Write out again, word for word, the lines below from the line that holds "Parse this screenshot: output" through the line that holds "Read all visible content and emit it as JSON.", omitting pictures.

> _Records shown_

########

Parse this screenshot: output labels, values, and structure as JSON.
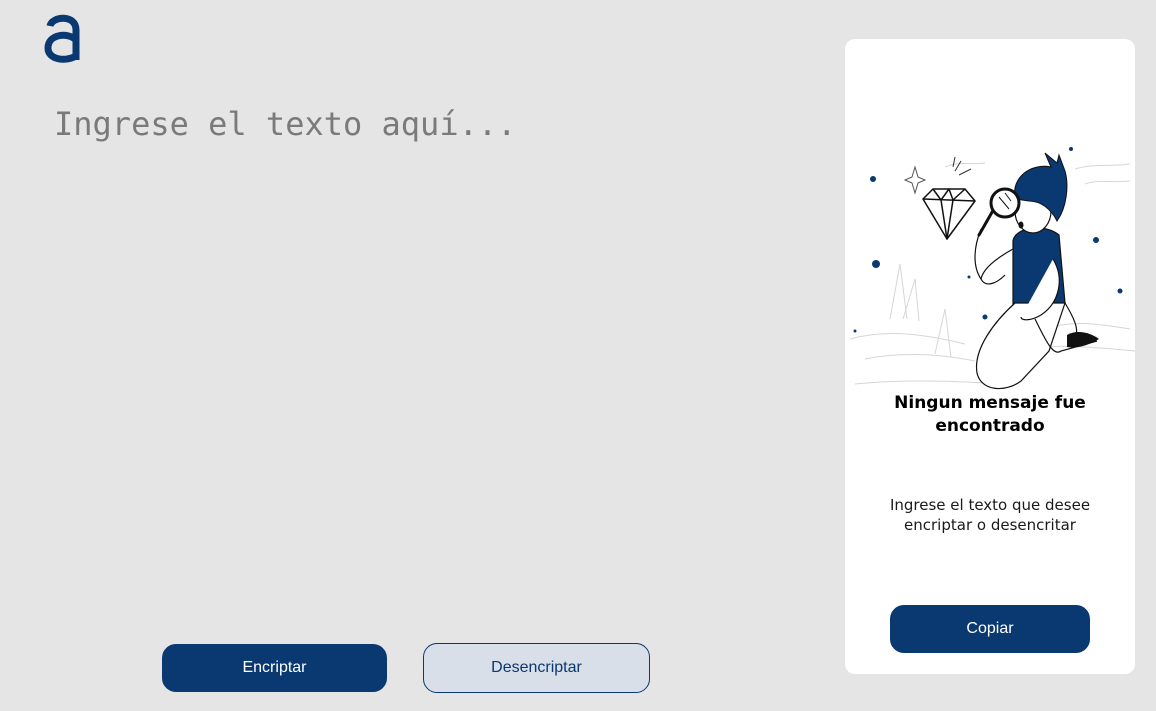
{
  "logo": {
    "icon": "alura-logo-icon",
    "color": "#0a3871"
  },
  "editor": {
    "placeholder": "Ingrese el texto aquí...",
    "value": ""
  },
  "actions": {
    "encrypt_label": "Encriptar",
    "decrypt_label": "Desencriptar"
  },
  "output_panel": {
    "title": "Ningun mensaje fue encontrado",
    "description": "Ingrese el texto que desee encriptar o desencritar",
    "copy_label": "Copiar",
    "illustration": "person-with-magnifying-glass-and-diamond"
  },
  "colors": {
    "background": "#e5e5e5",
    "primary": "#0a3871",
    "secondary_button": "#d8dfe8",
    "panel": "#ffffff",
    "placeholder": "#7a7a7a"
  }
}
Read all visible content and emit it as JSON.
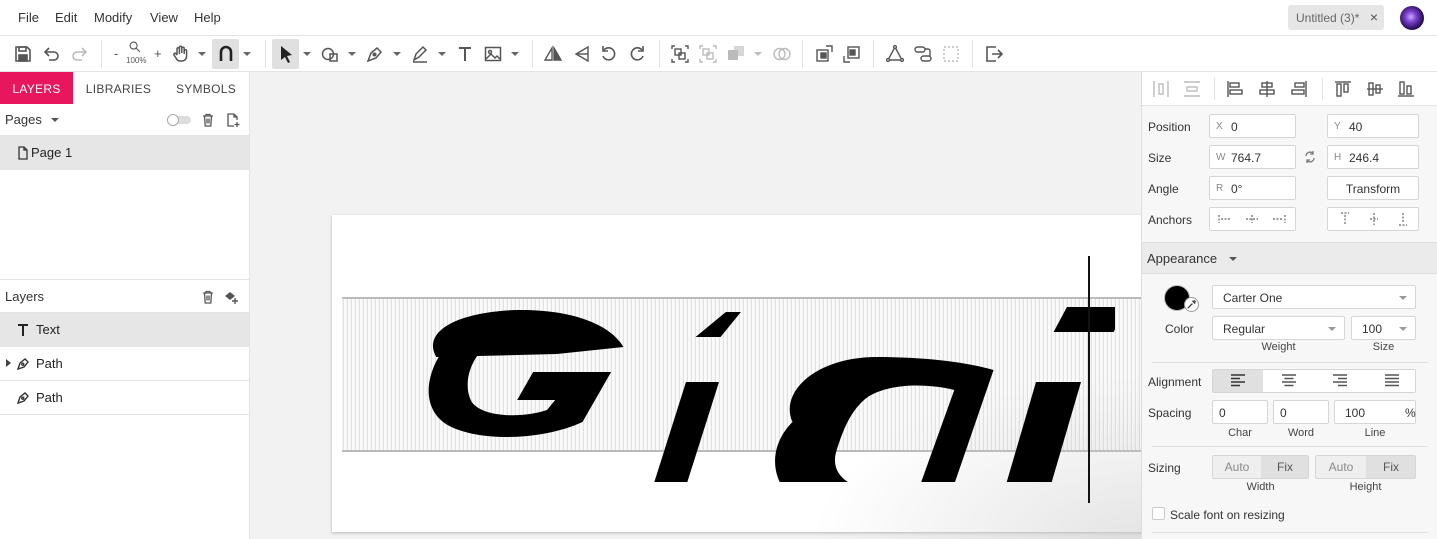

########

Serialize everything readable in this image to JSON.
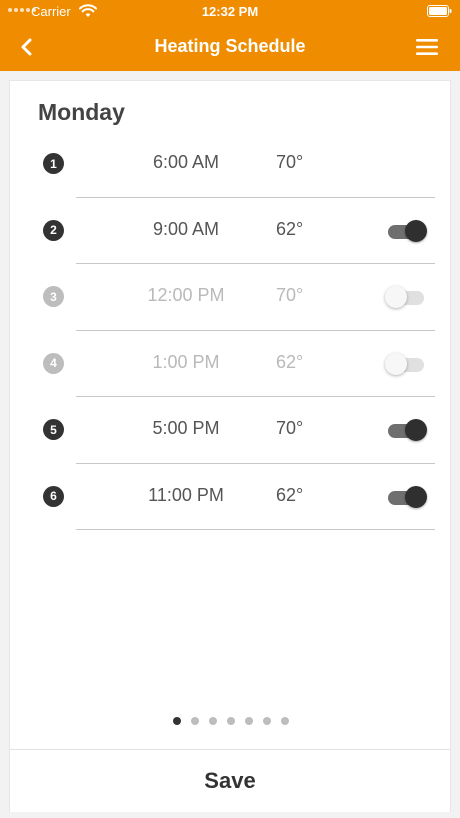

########

> _Task response_
Parse this screenshot: output labels, values, and structure as JSON.
{
  "logo": {
    "icon": "alura-logo-icon",
    "color": "#0a3871"
  },
  "editor": {
    "placeholder": "Ingrese el texto aquí...",
    "value": ""
  },
  "actions": {
    "encrypt_label": "Encriptar",
    "decrypt_label": "Desencriptar"
  },
  "output_panel": {
    "title": "Ningun mensaje fue encontrado",
    "description": "Ingrese el texto que desee encriptar o desencritar",
    "copy_label": "Copiar",
    "illustration": "person-with-magnifying-glass-and-diamond"
  },
  "colors": {
    "background": "#e5e5e5",
    "primary": "#0a3871",
    "secondary_button": "#d8dfe8",
    "panel": "#ffffff",
    "placeholder": "#7a7a7a"
  }
}
Read all visible content and emit it as JSON.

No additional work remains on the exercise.